_Aim of the task_. Exactly as they appear, reproduce the lines from the one holding "Decode this image" through the last line of the material below.
------------------------
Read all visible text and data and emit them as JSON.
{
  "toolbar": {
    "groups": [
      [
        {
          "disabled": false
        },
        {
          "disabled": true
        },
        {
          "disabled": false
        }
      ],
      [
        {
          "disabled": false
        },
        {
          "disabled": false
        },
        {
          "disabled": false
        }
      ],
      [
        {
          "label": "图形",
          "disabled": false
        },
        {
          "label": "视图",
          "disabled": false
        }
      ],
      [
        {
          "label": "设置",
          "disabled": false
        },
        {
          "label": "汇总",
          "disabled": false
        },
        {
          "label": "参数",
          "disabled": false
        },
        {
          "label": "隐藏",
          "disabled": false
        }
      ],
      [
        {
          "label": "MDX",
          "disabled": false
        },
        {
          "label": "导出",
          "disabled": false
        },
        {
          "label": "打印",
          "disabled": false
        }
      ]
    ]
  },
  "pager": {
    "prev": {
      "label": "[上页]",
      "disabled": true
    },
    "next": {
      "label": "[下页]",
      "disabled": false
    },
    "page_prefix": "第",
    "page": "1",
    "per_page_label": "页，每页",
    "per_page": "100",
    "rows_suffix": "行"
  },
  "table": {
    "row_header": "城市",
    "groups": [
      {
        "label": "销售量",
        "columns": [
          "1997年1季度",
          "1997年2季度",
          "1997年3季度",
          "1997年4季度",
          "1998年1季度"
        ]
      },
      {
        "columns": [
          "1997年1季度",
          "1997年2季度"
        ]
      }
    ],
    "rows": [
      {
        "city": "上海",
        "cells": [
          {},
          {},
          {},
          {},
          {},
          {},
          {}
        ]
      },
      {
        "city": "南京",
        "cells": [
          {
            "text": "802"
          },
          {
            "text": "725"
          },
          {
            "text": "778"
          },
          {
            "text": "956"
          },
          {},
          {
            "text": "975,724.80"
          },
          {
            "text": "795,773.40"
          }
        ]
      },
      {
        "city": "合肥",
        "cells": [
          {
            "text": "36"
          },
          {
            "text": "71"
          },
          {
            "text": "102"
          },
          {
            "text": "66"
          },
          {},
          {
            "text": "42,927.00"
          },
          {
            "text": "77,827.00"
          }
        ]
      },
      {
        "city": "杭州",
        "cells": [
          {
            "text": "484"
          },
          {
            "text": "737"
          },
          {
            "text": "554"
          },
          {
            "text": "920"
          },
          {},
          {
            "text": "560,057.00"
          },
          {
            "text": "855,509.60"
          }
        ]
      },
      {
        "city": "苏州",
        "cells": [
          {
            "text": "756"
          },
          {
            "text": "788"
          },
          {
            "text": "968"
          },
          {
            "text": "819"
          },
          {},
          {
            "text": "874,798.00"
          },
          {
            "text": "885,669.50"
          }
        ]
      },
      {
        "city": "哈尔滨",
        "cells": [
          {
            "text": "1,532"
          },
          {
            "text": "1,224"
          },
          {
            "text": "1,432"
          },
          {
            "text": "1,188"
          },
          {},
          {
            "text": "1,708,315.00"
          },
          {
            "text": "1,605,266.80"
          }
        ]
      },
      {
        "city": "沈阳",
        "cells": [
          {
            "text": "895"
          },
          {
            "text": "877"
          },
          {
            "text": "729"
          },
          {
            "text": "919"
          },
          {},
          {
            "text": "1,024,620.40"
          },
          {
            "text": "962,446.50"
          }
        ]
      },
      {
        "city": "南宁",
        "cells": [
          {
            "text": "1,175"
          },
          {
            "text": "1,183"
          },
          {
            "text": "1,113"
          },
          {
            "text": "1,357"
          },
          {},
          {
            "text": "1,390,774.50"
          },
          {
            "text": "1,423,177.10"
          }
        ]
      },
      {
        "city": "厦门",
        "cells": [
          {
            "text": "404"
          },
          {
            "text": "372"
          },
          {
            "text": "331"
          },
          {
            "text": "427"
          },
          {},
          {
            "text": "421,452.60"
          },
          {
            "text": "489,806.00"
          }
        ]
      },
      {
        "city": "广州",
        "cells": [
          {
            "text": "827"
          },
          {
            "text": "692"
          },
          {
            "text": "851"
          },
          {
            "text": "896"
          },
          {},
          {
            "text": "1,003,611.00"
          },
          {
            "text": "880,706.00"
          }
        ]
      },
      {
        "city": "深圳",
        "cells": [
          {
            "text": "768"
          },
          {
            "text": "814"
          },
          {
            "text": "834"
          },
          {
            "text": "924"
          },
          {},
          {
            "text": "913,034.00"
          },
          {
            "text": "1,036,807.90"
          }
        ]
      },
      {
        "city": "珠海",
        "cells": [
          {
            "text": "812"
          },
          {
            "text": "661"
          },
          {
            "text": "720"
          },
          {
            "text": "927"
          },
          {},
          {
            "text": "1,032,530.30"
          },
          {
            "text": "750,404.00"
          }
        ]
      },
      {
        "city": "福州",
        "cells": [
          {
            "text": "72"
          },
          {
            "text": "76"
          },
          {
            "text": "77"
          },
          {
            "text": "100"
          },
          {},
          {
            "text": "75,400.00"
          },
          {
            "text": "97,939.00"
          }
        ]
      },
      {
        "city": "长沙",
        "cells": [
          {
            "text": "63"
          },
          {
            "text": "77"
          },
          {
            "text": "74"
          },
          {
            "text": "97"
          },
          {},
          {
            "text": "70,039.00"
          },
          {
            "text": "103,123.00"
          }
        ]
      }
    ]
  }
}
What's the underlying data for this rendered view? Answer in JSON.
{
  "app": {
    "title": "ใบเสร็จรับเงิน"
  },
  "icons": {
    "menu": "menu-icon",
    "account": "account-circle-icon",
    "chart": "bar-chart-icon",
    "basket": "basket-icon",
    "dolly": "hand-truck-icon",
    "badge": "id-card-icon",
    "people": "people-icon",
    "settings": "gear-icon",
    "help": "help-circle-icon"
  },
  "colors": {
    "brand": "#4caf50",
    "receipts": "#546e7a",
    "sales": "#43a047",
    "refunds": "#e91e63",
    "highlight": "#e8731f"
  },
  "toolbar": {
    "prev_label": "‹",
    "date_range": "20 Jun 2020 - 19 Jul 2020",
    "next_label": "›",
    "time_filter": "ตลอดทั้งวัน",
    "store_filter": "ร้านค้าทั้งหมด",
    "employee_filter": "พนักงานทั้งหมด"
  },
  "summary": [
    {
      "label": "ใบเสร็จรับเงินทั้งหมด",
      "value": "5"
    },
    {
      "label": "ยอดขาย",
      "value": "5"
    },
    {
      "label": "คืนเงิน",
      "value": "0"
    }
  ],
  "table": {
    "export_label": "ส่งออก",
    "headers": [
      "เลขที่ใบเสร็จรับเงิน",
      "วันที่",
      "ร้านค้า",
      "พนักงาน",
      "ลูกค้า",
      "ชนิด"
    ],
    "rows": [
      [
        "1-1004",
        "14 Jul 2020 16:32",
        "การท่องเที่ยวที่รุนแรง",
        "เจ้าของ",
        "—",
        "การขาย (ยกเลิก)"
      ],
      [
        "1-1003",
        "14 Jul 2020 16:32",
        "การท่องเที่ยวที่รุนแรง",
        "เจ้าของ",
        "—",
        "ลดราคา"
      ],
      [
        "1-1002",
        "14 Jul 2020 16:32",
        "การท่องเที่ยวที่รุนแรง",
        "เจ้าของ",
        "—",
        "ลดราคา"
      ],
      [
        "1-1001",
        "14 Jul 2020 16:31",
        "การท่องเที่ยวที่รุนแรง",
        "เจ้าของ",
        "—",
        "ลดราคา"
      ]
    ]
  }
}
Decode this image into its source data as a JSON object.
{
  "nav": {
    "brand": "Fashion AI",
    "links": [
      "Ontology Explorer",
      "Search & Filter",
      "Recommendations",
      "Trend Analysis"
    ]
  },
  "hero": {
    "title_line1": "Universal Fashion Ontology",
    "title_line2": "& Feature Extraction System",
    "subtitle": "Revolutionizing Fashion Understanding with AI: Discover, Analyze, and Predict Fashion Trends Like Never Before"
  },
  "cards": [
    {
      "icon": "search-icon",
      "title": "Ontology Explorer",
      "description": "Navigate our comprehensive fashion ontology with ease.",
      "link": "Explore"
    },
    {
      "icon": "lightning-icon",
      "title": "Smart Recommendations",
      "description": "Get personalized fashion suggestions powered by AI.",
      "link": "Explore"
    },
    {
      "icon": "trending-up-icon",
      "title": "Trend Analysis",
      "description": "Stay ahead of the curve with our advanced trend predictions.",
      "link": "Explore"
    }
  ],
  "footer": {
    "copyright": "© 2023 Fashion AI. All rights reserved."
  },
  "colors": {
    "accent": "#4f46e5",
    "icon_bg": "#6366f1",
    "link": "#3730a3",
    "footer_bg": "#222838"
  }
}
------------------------
_Answer to the exercise_.
Decode this image into its source data as a JSON object.
{
  "nav": {
    "brand": "Fashion AI",
    "links": [
      "Ontology Explorer",
      "Search & Filter",
      "Recommendations",
      "Trend Analysis"
    ]
  },
  "hero": {
    "title_line1": "Universal Fashion Ontology",
    "title_line2": "& Feature Extraction System",
    "subtitle": "Revolutionizing Fashion Understanding with AI: Discover, Analyze, and Predict Fashion Trends Like Never Before"
  },
  "cards": [
    {
      "icon": "search-icon",
      "title": "Ontology Explorer",
      "description": "Navigate our comprehensive fashion ontology with ease.",
      "link": "Explore"
    },
    {
      "icon": "lightning-icon",
      "title": "Smart Recommendations",
      "description": "Get personalized fashion suggestions powered by AI.",
      "link": "Explore"
    },
    {
      "icon": "trending-up-icon",
      "title": "Trend Analysis",
      "description": "Stay ahead of the curve with our advanced trend predictions.",
      "link": "Explore"
    }
  ],
  "footer": {
    "copyright": "© 2023 Fashion AI. All rights reserved."
  },
  "colors": {
    "accent": "#4f46e5",
    "icon_bg": "#6366f1",
    "link": "#3730a3",
    "footer_bg": "#222838"
  }
}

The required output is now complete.